A late lunch today; I’ve been busy. Still, I’ve collected quite a few articles related to college stuff:
- Admission Problems: The Application. UC has changed their admission process this year to not require the SAT Subject Exam. However, this has only served to confuse students, for UC states that the exam can help, but not hurt. In many ways, this is like the statement that merit aid is need blind—which is what we hope, but what we fear is that merit aid might be adjusted down for those with what the school perceives to be means.

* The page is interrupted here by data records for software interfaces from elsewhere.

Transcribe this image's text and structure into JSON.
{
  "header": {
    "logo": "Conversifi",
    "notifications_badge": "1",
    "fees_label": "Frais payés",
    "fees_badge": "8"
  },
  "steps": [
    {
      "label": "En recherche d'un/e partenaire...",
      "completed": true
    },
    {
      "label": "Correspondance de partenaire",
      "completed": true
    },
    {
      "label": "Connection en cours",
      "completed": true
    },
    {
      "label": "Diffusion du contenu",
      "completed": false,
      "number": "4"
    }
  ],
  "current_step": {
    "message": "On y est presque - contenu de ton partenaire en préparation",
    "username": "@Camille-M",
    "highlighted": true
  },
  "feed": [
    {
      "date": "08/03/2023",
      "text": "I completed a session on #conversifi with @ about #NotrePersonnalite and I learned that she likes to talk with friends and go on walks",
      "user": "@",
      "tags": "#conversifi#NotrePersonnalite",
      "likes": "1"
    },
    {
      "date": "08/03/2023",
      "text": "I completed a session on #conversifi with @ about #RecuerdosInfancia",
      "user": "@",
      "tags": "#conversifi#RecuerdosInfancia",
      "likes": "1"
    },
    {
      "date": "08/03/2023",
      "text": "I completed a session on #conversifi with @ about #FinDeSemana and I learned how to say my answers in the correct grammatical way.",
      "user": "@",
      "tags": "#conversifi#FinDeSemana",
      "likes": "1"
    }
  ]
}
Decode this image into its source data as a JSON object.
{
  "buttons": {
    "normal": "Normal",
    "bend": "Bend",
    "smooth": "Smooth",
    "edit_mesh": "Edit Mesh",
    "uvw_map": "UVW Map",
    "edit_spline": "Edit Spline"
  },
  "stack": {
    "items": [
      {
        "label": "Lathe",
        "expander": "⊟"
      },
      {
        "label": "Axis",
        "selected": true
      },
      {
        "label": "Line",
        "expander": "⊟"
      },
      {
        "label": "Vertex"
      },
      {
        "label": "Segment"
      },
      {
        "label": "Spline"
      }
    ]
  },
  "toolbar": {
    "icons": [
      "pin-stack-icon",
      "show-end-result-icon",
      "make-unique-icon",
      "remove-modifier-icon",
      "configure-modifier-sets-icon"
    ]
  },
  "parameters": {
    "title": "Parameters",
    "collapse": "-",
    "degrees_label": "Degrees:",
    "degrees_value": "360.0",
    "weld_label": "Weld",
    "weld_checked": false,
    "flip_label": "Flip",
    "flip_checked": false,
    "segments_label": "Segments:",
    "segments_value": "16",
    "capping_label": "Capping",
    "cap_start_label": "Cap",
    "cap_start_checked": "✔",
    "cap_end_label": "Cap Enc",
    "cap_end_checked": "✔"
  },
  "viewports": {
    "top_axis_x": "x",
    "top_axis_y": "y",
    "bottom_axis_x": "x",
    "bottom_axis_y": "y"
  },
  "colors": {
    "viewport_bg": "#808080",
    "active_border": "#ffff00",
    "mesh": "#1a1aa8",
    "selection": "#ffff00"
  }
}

- Admission Problems: Paying for It. College finances have really been in the news today. USA Today is reporting how tuition and fees at public colleges have risen more than 8% this year, which is more than double the inflation rate, and is occuring in the face of a drop in family income. This is because states often would rather invest in prisons than students. Supposedly, there a rise in federal student aid — including tax credits and deductions. President Obama is trying to help (a little) by offering some relief on student loan payments, but that doesn’t help with the basic college costs. As the NY Times has noted, these costs are increasingly being shifted to families… and particularly, middle-class families. Of course, Ron Paul’s solution is to eliminate the federal student loan program as well as the Department of Education.
- Understanding Financial Aid. You might ask what the Dept of Education does for you. Here’s an example: They are working to ensure that the financial aid award letters you receive from a university are clear and are not misleading. Here’s an example from the article of the misdirection: In one common practice, for example, colleges highlight the total “out of pocket” cost for attending. The figure is intended to give students an estimate of how much they’d have to pay after outright awards, such as grants and scholarships are factored in. But in calculating the “out of pocket” figure, some schools also reduce the total bill by the amount students would have to borrow – even though loans accrue interest and ultimately push up a student’s costs. The DoEducation has a draft form, and is asking for your feedback. Of course, the dept isn’t perfect: they accidently exposed student personal financial information for a few minutes while doing a site upgrade.
- Cultural Sensitivity. Students from Ohio State are imparting a significant message: If you dress up for Halloween, don’t dress as a stereotype. In other words, eschew the ethnic costumes, and don’t reduce cultures to stereotypical or insensitive costumes.